## WHAT IS NEEDED
All the data below goes into the copy word for word, but the pictures don't.

[Dataset rows for apps and sites]
▬▬▬▬▬▬▬▬▬▬

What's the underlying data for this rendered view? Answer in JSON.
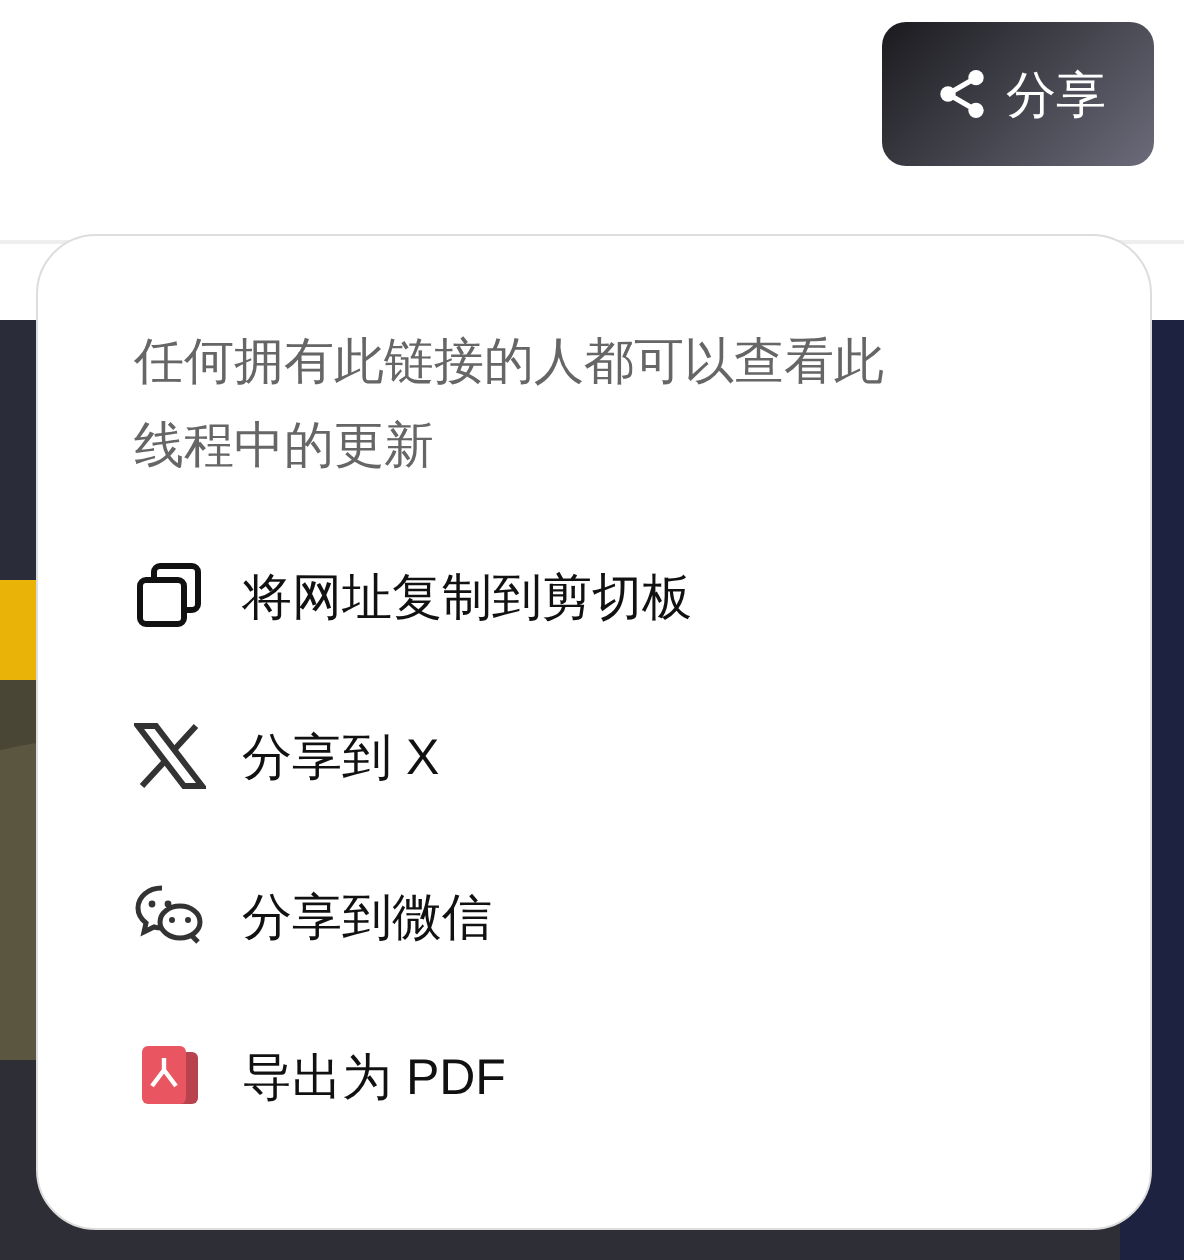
{
  "share_button": {
    "label": "分享"
  },
  "share_menu": {
    "note": "任何拥有此链接的人都可以查看此线程中的更新",
    "items": [
      {
        "kind": "copy",
        "label": "将网址复制到剪切板"
      },
      {
        "kind": "x",
        "label": "分享到 X"
      },
      {
        "kind": "wechat",
        "label": "分享到微信"
      },
      {
        "kind": "pdf",
        "label": "导出为 PDF"
      }
    ]
  }
}
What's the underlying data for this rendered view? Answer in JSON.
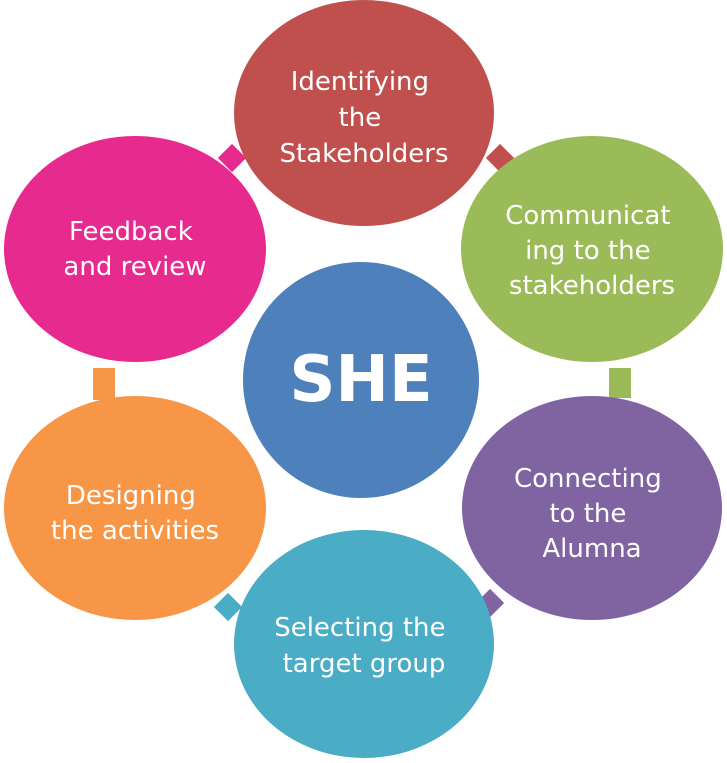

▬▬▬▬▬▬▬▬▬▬

## THE COMPLETED TASK
What's the underlying data for this rendered view? Answer in JSON.
{
  "share_button": {
    "label": "分享"
  },
  "share_menu": {
    "note": "任何拥有此链接的人都可以查看此线程中的更新",
    "items": [
      {
        "kind": "copy",
        "label": "将网址复制到剪切板"
      },
      {
        "kind": "x",
        "label": "分享到 X"
      },
      {
        "kind": "wechat",
        "label": "分享到微信"
      },
      {
        "kind": "pdf",
        "label": "导出为 PDF"
      }
    ]
  }
}
What's the underlying data for this rendered view? Answer in JSON.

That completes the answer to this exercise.